Pagina 28 - And strike to dust th' imperial tow'rs of Troy; Steel could the works of mortal pride confound, And hew triumphal arches to the ground. What wonder then, fair nymph! thy hairs should feel The conqu'ring force of unresisted steel?
Pagina 32 - For honour travels in a strait so narrow, W'here one but goes abreast: keep then the path; For emulation hath a thousand sons, That one by one pursue: If you give way, Or hedge aside from the direct forthright, Like to an enter'd tide, they all rush by, And leave you hindmost...
Pagina 32 - For honour travels in a strait so narrow, Where one but goes abreast ; keep, then, the path ; For Emulation hath a thousand sons That one by one pursue ; if you give way, Or hedge aside from the direct forthright, Like to an enter'd tide, they all rush by, And leave you hindmost.
Pagina 156 - Look how the floor of heaven Is thick inlaid with patines of bright gold. There's not the smallest orb which thou behold'st But in his motion like an angel sings, Still quiring to the young-eyed cherubims : Such harmony is in immortal souls ; But whilst this muddy vesture of decay Doth grossly close it in, we cannot hear it.
Pagina 22 - Since once I sat upon a promontory, And heard a mermaid, on a dolphin's back, Uttering such dulcet and harmonious breath, That the rude sea grew civil at her song, And certain stars shot madly from their spheres, To hear the sea-maid's music.
Pagina 21 - Now would I give a thousand furlongs of sea for an acre of barren ground ; long heath, brown furze, any thing : The wills above be done ! but I would fain die a dry death.
Pagina 196 - ... it is that feigning notable images of virtues, vices, or what else, with that delightful teaching, which must be the right describing note to know a poet by.

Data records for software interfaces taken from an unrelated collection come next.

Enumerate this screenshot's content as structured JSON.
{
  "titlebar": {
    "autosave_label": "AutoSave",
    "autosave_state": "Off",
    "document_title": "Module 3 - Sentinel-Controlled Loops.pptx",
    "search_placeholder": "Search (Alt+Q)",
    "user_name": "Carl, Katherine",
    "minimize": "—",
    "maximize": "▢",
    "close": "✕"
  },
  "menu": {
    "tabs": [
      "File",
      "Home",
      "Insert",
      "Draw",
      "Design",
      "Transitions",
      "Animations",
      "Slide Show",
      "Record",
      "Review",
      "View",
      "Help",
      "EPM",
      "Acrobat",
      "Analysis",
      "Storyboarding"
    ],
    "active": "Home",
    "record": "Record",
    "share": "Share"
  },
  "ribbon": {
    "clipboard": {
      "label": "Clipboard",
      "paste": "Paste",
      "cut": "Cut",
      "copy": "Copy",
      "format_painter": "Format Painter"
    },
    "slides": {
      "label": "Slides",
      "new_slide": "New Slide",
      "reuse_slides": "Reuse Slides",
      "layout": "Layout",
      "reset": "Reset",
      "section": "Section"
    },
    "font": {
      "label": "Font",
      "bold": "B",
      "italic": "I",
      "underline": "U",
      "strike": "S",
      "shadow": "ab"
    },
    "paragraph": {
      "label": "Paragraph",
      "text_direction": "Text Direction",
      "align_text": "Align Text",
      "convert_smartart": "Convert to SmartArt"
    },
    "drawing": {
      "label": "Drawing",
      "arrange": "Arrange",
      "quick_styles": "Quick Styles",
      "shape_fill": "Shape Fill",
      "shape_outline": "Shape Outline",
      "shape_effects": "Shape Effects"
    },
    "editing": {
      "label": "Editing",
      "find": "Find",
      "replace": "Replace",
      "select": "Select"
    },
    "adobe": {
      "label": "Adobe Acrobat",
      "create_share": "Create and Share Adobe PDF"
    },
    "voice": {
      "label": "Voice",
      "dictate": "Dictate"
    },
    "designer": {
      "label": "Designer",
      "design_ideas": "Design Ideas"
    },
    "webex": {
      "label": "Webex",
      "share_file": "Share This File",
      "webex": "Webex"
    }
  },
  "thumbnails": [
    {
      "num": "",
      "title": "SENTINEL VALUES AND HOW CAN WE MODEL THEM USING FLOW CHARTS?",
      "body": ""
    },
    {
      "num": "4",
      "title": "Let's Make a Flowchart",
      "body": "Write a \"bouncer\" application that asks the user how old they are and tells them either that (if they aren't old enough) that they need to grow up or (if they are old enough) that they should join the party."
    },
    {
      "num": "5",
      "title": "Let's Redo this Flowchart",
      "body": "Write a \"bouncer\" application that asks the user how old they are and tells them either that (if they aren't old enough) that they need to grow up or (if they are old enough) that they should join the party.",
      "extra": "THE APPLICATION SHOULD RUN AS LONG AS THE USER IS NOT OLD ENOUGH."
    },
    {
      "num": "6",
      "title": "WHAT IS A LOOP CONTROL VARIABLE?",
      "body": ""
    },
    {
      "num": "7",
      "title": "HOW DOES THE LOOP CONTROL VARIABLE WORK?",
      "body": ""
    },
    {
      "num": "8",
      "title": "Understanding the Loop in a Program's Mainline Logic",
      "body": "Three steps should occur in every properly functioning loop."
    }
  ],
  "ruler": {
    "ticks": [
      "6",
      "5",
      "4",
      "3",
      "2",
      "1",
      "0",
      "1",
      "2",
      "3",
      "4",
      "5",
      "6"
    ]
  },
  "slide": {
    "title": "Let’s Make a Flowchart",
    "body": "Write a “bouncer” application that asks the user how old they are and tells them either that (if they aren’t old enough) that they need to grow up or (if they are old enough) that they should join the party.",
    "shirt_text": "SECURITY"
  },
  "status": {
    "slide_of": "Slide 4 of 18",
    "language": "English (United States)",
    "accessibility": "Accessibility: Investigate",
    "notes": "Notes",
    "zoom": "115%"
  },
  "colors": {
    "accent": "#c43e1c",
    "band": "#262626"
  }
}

Pagina 227 - Whosoever hath anything fixed in his person that doth induce contempt hath also a perpetual spur in himself to rescue and deliver himself from scorn.